Keep the images out and copy every entry below exactly.

**Data records**:
____________

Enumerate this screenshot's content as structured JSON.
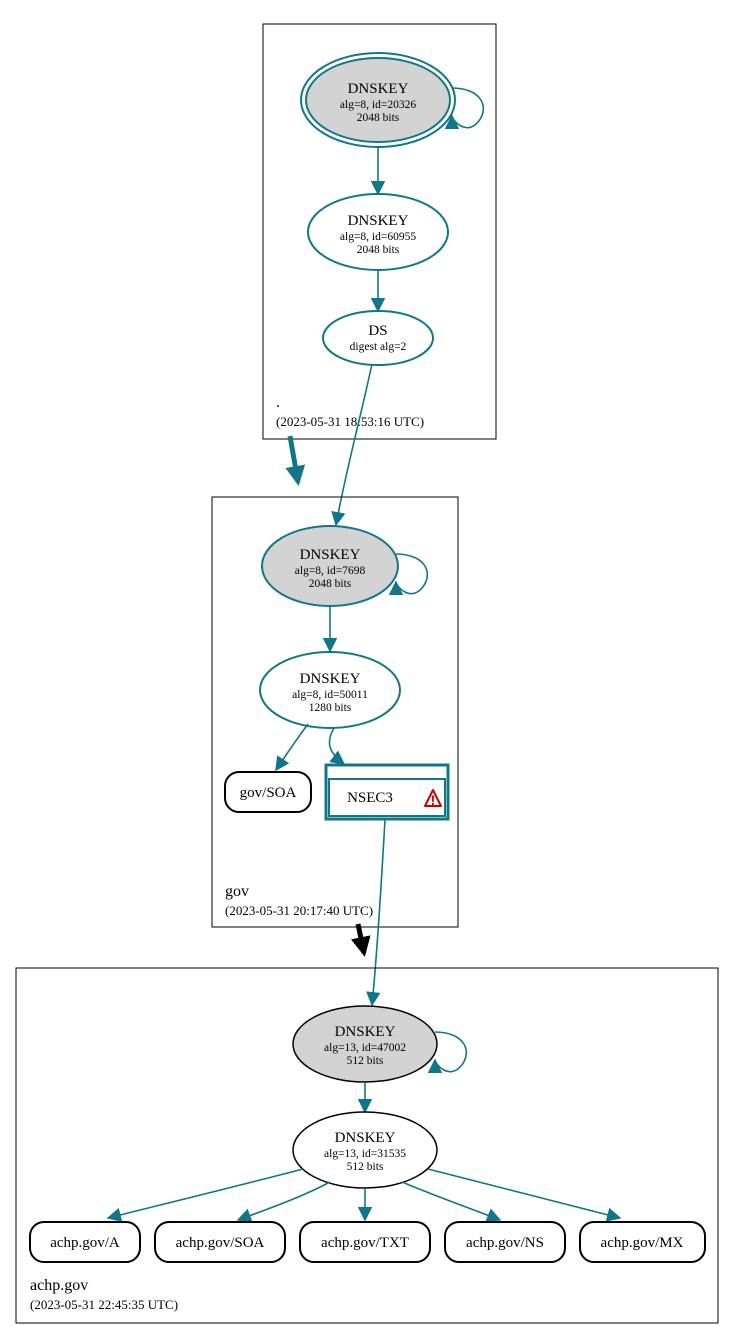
{
  "zones": {
    "root": {
      "label": ".",
      "timestamp": "(2023-05-31 18:53:16 UTC)"
    },
    "gov": {
      "label": "gov",
      "timestamp": "(2023-05-31 20:17:40 UTC)"
    },
    "achp": {
      "label": "achp.gov",
      "timestamp": "(2023-05-31 22:45:35 UTC)"
    }
  },
  "nodes": {
    "root_ksk": {
      "title": "DNSKEY",
      "l2": "alg=8, id=20326",
      "l3": "2048 bits"
    },
    "root_zsk": {
      "title": "DNSKEY",
      "l2": "alg=8, id=60955",
      "l3": "2048 bits"
    },
    "root_ds": {
      "title": "DS",
      "l2": "digest alg=2"
    },
    "gov_ksk": {
      "title": "DNSKEY",
      "l2": "alg=8, id=7698",
      "l3": "2048 bits"
    },
    "gov_zsk": {
      "title": "DNSKEY",
      "l2": "alg=8, id=50011",
      "l3": "1280 bits"
    },
    "gov_soa": {
      "label": "gov/SOA"
    },
    "gov_nsec": {
      "label": "NSEC3"
    },
    "achp_ksk": {
      "title": "DNSKEY",
      "l2": "alg=13, id=47002",
      "l3": "512 bits"
    },
    "achp_zsk": {
      "title": "DNSKEY",
      "l2": "alg=13, id=31535",
      "l3": "512 bits"
    },
    "achp_a": {
      "label": "achp.gov/A"
    },
    "achp_soa": {
      "label": "achp.gov/SOA"
    },
    "achp_txt": {
      "label": "achp.gov/TXT"
    },
    "achp_ns": {
      "label": "achp.gov/NS"
    },
    "achp_mx": {
      "label": "achp.gov/MX"
    }
  }
}
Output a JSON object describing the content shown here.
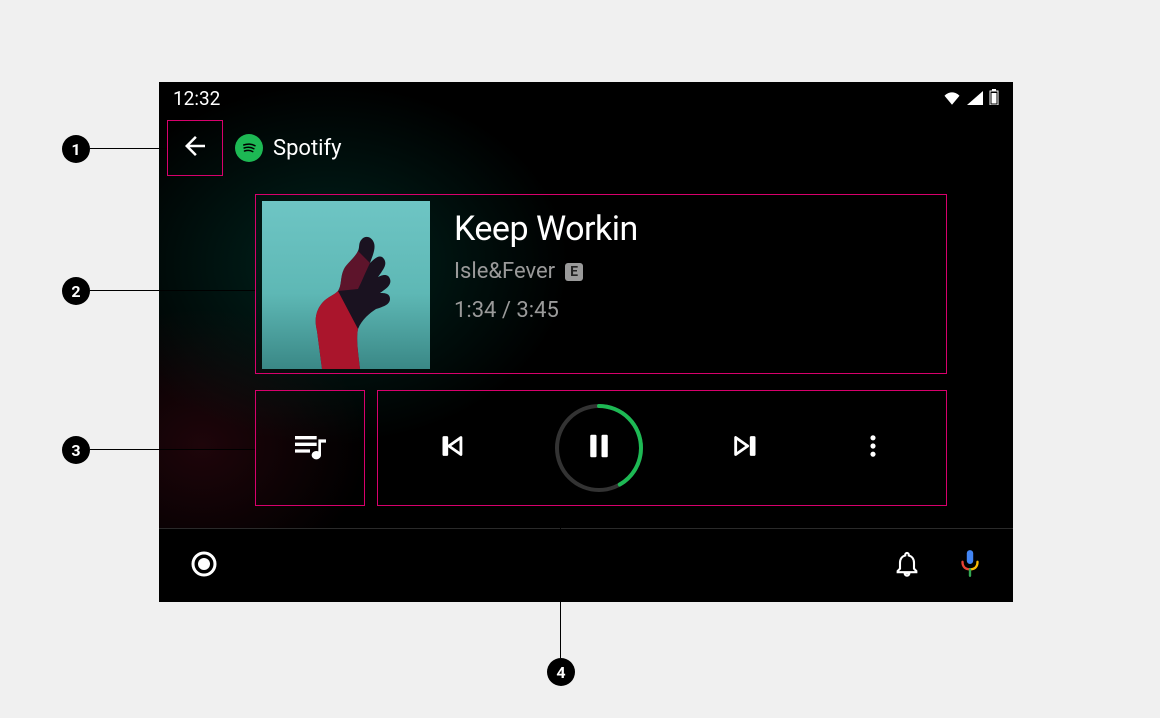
{
  "status": {
    "time": "12:32"
  },
  "app": {
    "name": "Spotify"
  },
  "track": {
    "title": "Keep Workin",
    "artist": "Isle&Fever",
    "explicit_badge": "E",
    "elapsed": "1:34",
    "duration": "3:45",
    "time_separator": " / ",
    "progress_percent": 41.8
  },
  "callouts": {
    "c1": "1",
    "c2": "2",
    "c3": "3",
    "c4": "4"
  },
  "colors": {
    "highlight_border": "#d7006c",
    "spotify_green": "#1DB954"
  }
}
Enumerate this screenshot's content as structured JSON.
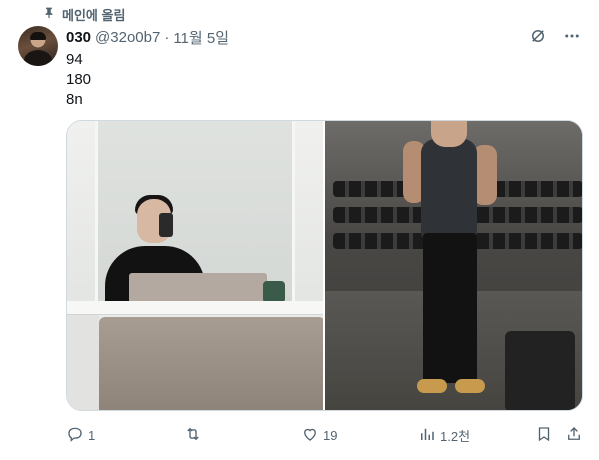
{
  "pinned": {
    "label": "메인에 올림",
    "icon": "pin-icon"
  },
  "author": {
    "name": "030",
    "handle": "@32o0b7",
    "separator": "·",
    "date": "11월 5일",
    "avatar_icon": "avatar"
  },
  "header_icons": [
    "grok-icon",
    "more-icon"
  ],
  "tweet": {
    "lines": [
      "94",
      "180",
      "8n"
    ]
  },
  "media": {
    "count": 2,
    "photos": [
      "mirror-selfie-photo",
      "gym-selfie-photo"
    ]
  },
  "actions": {
    "reply": {
      "icon": "reply-icon",
      "count": "1"
    },
    "repost": {
      "icon": "repost-icon",
      "count": ""
    },
    "like": {
      "icon": "heart-icon",
      "count": "19"
    },
    "views": {
      "icon": "views-icon",
      "count": "1.2천"
    },
    "bookmark": {
      "icon": "bookmark-icon"
    },
    "share": {
      "icon": "share-icon"
    }
  },
  "colors": {
    "text": "#0f1419",
    "secondary": "#536471",
    "border": "#cfd9de"
  }
}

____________

**EXERCISE OUTPUT**:
Enumerate this screenshot's content as structured JSON.
{
  "zones": {
    "root": {
      "label": ".",
      "timestamp": "(2023-05-31 18:53:16 UTC)"
    },
    "gov": {
      "label": "gov",
      "timestamp": "(2023-05-31 20:17:40 UTC)"
    },
    "achp": {
      "label": "achp.gov",
      "timestamp": "(2023-05-31 22:45:35 UTC)"
    }
  },
  "nodes": {
    "root_ksk": {
      "title": "DNSKEY",
      "l2": "alg=8, id=20326",
      "l3": "2048 bits"
    },
    "root_zsk": {
      "title": "DNSKEY",
      "l2": "alg=8, id=60955",
      "l3": "2048 bits"
    },
    "root_ds": {
      "title": "DS",
      "l2": "digest alg=2"
    },
    "gov_ksk": {
      "title": "DNSKEY",
      "l2": "alg=8, id=7698",
      "l3": "2048 bits"
    },
    "gov_zsk": {
      "title": "DNSKEY",
      "l2": "alg=8, id=50011",
      "l3": "1280 bits"
    },
    "gov_soa": {
      "label": "gov/SOA"
    },
    "gov_nsec": {
      "label": "NSEC3"
    },
    "achp_ksk": {
      "title": "DNSKEY",
      "l2": "alg=13, id=47002",
      "l3": "512 bits"
    },
    "achp_zsk": {
      "title": "DNSKEY",
      "l2": "alg=13, id=31535",
      "l3": "512 bits"
    },
    "achp_a": {
      "label": "achp.gov/A"
    },
    "achp_soa": {
      "label": "achp.gov/SOA"
    },
    "achp_txt": {
      "label": "achp.gov/TXT"
    },
    "achp_ns": {
      "label": "achp.gov/NS"
    },
    "achp_mx": {
      "label": "achp.gov/MX"
    }
  }
}
Output a JSON object describing the content shown here.
{
  "status": {
    "time": "12:32"
  },
  "app": {
    "name": "Spotify"
  },
  "track": {
    "title": "Keep Workin",
    "artist": "Isle&Fever",
    "explicit_badge": "E",
    "elapsed": "1:34",
    "duration": "3:45",
    "time_separator": " / ",
    "progress_percent": 41.8
  },
  "callouts": {
    "c1": "1",
    "c2": "2",
    "c3": "3",
    "c4": "4"
  },
  "colors": {
    "highlight_border": "#d7006c",
    "spotify_green": "#1DB954"
  }
}
Enumerate this screenshot's content as structured JSON.
{
  "pinned": {
    "label": "메인에 올림",
    "icon": "pin-icon"
  },
  "author": {
    "name": "030",
    "handle": "@32o0b7",
    "separator": "·",
    "date": "11월 5일",
    "avatar_icon": "avatar"
  },
  "header_icons": [
    "grok-icon",
    "more-icon"
  ],
  "tweet": {
    "lines": [
      "94",
      "180",
      "8n"
    ]
  },
  "media": {
    "count": 2,
    "photos": [
      "mirror-selfie-photo",
      "gym-selfie-photo"
    ]
  },
  "actions": {
    "reply": {
      "icon": "reply-icon",
      "count": "1"
    },
    "repost": {
      "icon": "repost-icon",
      "count": ""
    },
    "like": {
      "icon": "heart-icon",
      "count": "19"
    },
    "views": {
      "icon": "views-icon",
      "count": "1.2천"
    },
    "bookmark": {
      "icon": "bookmark-icon"
    },
    "share": {
      "icon": "share-icon"
    }
  },
  "colors": {
    "text": "#0f1419",
    "secondary": "#536471",
    "border": "#cfd9de"
  }
}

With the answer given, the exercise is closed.